▶ [Task to complete] In the data below, locate each line with the word "placeholder" and list it.

(Source material)

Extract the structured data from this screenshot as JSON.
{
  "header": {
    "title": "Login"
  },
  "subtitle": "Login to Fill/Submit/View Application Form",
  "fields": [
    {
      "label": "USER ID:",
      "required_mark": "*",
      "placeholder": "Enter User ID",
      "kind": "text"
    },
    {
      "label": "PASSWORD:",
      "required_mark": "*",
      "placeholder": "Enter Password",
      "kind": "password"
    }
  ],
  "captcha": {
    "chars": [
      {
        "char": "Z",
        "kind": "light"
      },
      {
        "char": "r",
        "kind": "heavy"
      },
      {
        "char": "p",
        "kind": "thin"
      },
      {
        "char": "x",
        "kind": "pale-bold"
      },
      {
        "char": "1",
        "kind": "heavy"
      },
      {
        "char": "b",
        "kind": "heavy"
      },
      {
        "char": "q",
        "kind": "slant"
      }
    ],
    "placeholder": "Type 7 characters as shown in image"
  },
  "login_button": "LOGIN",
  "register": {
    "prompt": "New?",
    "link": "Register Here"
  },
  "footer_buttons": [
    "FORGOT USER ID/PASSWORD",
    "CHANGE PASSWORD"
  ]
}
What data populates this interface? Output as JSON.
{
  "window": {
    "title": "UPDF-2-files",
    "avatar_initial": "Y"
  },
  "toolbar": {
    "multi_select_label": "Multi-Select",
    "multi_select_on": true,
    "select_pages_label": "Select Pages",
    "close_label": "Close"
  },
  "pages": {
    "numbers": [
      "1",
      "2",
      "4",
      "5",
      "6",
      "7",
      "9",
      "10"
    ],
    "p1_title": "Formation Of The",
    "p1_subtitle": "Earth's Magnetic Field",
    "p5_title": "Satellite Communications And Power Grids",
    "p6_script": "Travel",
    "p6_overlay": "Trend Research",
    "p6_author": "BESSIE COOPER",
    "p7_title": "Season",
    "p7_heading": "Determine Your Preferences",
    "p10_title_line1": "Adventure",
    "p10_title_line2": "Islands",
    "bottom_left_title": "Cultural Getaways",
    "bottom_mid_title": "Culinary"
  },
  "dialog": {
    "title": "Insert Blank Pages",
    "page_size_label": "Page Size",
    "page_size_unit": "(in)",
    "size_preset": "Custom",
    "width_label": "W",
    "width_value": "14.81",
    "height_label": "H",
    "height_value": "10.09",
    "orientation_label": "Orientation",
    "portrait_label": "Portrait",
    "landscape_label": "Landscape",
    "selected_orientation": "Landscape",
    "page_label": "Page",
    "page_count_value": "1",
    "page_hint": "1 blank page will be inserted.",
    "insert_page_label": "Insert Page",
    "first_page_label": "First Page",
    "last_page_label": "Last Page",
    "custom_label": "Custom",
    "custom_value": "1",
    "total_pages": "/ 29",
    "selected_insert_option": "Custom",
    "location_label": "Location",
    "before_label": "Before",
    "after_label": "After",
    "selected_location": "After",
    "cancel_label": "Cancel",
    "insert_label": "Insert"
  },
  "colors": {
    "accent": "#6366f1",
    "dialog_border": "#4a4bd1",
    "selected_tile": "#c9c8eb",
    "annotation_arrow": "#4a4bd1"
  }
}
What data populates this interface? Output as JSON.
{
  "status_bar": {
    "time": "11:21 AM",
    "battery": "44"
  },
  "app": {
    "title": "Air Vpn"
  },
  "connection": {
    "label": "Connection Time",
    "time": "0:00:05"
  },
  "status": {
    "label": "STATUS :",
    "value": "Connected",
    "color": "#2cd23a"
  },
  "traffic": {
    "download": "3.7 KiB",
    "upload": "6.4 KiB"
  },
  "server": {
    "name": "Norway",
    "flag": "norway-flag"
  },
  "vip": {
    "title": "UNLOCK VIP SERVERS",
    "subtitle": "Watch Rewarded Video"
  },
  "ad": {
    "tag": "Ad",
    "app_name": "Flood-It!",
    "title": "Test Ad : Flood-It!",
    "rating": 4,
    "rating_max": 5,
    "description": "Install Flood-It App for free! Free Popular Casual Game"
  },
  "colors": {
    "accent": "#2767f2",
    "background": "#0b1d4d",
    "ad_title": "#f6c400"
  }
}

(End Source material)

▶ [Solution to this problem]
      "placeholder": "Enter User ID",
      "placeholder": "Enter Password",
    "placeholder": "Type 7 characters as shown in image"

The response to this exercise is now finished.